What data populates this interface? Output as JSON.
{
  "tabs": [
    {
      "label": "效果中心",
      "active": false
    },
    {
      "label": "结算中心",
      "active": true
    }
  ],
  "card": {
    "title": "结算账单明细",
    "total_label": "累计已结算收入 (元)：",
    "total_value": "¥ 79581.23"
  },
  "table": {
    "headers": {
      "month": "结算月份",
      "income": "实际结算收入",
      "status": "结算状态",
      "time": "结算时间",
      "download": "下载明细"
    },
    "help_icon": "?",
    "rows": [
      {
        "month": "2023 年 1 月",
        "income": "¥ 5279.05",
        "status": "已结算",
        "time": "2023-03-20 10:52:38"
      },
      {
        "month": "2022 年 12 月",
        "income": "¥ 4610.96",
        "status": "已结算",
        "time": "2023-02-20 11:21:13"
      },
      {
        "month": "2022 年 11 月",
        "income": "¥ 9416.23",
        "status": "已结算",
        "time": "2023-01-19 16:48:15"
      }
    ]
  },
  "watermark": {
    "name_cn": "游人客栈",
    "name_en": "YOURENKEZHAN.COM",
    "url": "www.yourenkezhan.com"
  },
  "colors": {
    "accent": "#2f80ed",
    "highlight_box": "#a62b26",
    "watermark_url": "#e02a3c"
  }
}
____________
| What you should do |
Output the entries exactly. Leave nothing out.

| Output of the task |
What data populates this interface? Output as JSON.
{
  "tabs": [
    {
      "label": "效果中心",
      "active": false
    },
    {
      "label": "结算中心",
      "active": true
    }
  ],
  "card": {
    "title": "结算账单明细",
    "total_label": "累计已结算收入 (元)：",
    "total_value": "¥ 79581.23"
  },
  "table": {
    "headers": {
      "month": "结算月份",
      "income": "实际结算收入",
      "status": "结算状态",
      "time": "结算时间",
      "download": "下载明细"
    },
    "help_icon": "?",
    "rows": [
      {
        "month": "2023 年 1 月",
        "income": "¥ 5279.05",
        "status": "已结算",
        "time": "2023-03-20 10:52:38"
      },
      {
        "month": "2022 年 12 月",
        "income": "¥ 4610.96",
        "status": "已结算",
        "time": "2023-02-20 11:21:13"
      },
      {
        "month": "2022 年 11 月",
        "income": "¥ 9416.23",
        "status": "已结算",
        "time": "2023-01-19 16:48:15"
      }
    ]
  },
  "watermark": {
    "name_cn": "游人客栈",
    "name_en": "YOURENKEZHAN.COM",
    "url": "www.yourenkezhan.com"
  },
  "colors": {
    "accent": "#2f80ed",
    "highlight_box": "#a62b26",
    "watermark_url": "#e02a3c"
  }
}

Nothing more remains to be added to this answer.